Noting the V’s burgeoning cult status, Gibson decided to give it another try. In 1966, the Flying V went back into production, this time with a mahogany body, a larger pickguard and a modified headstock shape. But, in spite of noteworthy new adopters like Keith Richards and Jimi Hendrix, the V failed, once again, to take off. Just 111 instruments shipped in 1966, and by 1970, it was discontinued for a second time.
Gibson wasn’t done with the Flying V yet, though, and in 1975, it went back into production. To some, the move seemed like madness – insanity, after all, is doing the same thing over and over but expecting a different result – but third time was definitely the charm for Gibson. In the 50s and 60s, the V was ahead of its time. In the mid 1970s, however, it was bang on trend, thanks to an altogether harder form of rock dominating the airwaves.

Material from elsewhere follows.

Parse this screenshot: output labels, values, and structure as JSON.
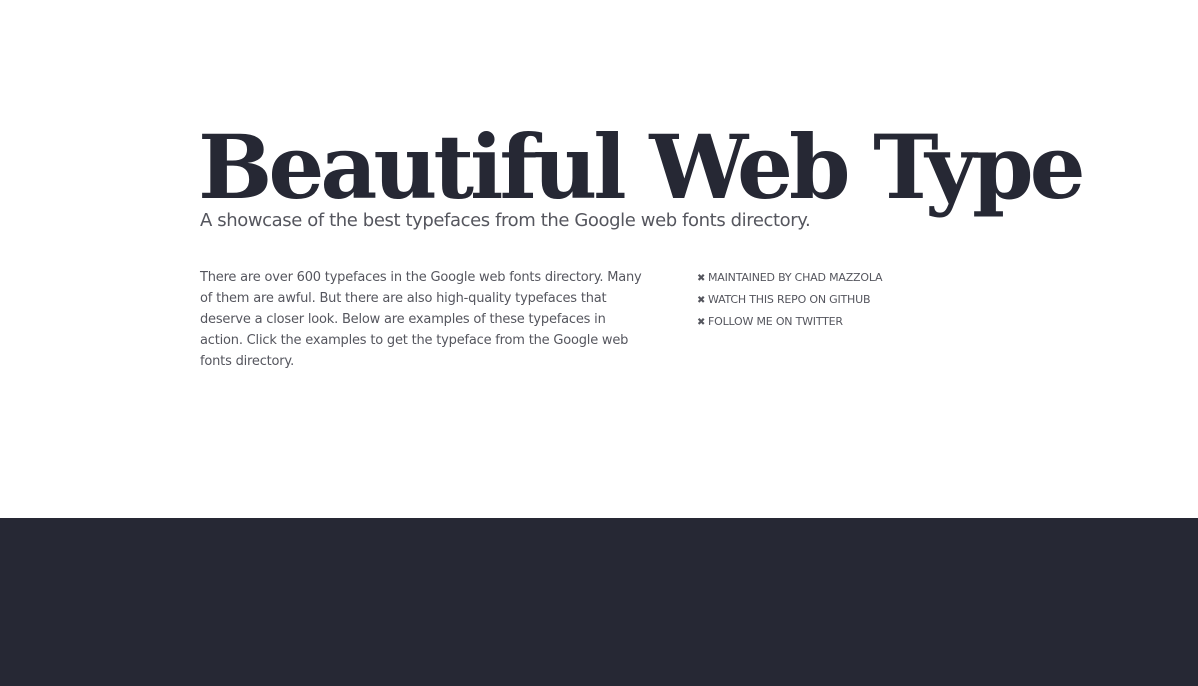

The V might have been too futuristic for your average ‘60s rock guitarist, but for a new generation of heavy metal head bangers, the angular, aggressive style was the perfect foil to a more aggressive form of music. UFO’s Michael Schenker and his brother, Scorpions guitarist Rudolf, were early adopters of the 1975 model. Judas Priest’s K.K. Downing, was also a fan, picking up a ’67 model for the recording of “Sad Wings of Destiny” in 1976.
Thanks to the Downing, the Schenkers, and the legions of guitarists that followed them – Kirk Hammett, James Hetfield, Randy Rhoads and Zakk Wylde to name but a few – the Flying V finally found its place in the electric guitar pantheon. Since its rebirth in 1975, it’s remained in production, and it’s once radical look is today regarded as a design classic.

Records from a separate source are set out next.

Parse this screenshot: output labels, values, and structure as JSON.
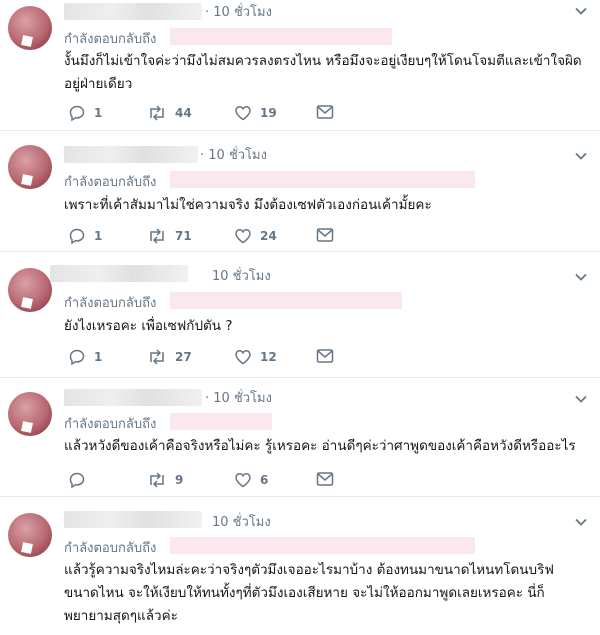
{
  "replying_label": "กำลังตอบกลับถึง",
  "tweets": [
    {
      "time": "· 10 ชั่วโมง",
      "text": "งั้นมึงก็ไม่เข้าใจค่ะว่ามึงไม่สมควรลงตรงไหน หรือมึงจะอยู่เงียบๆให้โดนโจมตีและเข้าใจผิดอยู่ฝ่ายเดียว",
      "replies": "1",
      "retweets": "44",
      "likes": "19"
    },
    {
      "time": "· 10 ชั่วโมง",
      "text": "เพราะที่เค้าสัมมาไม่ใช่ความจริง มึงต้องเซฟตัวเองก่อนเค้ามั้ยคะ",
      "replies": "1",
      "retweets": "71",
      "likes": "24"
    },
    {
      "time": "10 ชั่วโมง",
      "text": "ยังไงเหรอคะ เพื่อเซฟกัปตัน ?",
      "replies": "1",
      "retweets": "27",
      "likes": "12"
    },
    {
      "time": "· 10 ชั่วโมง",
      "text": "แล้วหวังดีของเค้าคือจริงหรือไม่คะ รู้เหรอคะ อ่านดีๆค่ะว่าศาพูดของเค้าคือหวังดีหรืออะไร",
      "replies": "",
      "retweets": "9",
      "likes": "6"
    },
    {
      "time": "10 ชั่วโมง",
      "text": "แล้วรู้ความจริงไหมล่ะคะว่าจริงๆตัวมึงเจออะไรมาบ้าง ต้องทนมาขนาดไหนทโดนบริฟขนาดไหน จะให้เงียบให้ทนทั้งๆที่ตัวมึงเองเสียหาย จะไม่ให้ออกมาพูดเลยเหรอคะ นี่ก็พยายามสุดๆแล้วค่ะ",
      "replies": "",
      "retweets": "",
      "likes": ""
    }
  ]
}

Who is your favourite Flying V player? Do you own one? Share your stories in the comments.
Introduced in 1971, the SG-100, SG-200 and SG-250 were intended to supersede Gibson’s budget friendly Melody Maker instrument as the company’s entry level offering. As you’re probably aware, however, they didn’t. Indeed, within one year, production of SG-100s, 200s and 250s had ceased altogether. So what happened? Why did these budget model SGs fail, and are these much-maligned guitars due a re-evaluation today? Hold on to your hats, ‘cause we’re about to find out.
Guitar pedals are incredible tools. But, sometimes, the sheer wealth of pedals on the market leads to option paralysis. To put it another way, there are so many choices out there, we end up not actually choosing any because we’re so overwhelmed by it all. While mulling this problem over the other day, I had a thought. If I were restricted to owning only a handful of pedals, what would I choose? What – for me anyway – are the essential units that help me craft the guitar sound I like?
As we all know, the right number of guitars to own is always one more than you currently have. Yes, there are individuals that have a monogamous relationship with one instrument. But we’re betting that the majority of readers have a couple of six strings on the go at any given time. We all like to buy guitars. However, not all guitar buyers are alike. In our experience, there are three kinds of guitar buyer out there. And, there are pros and cons to each approach.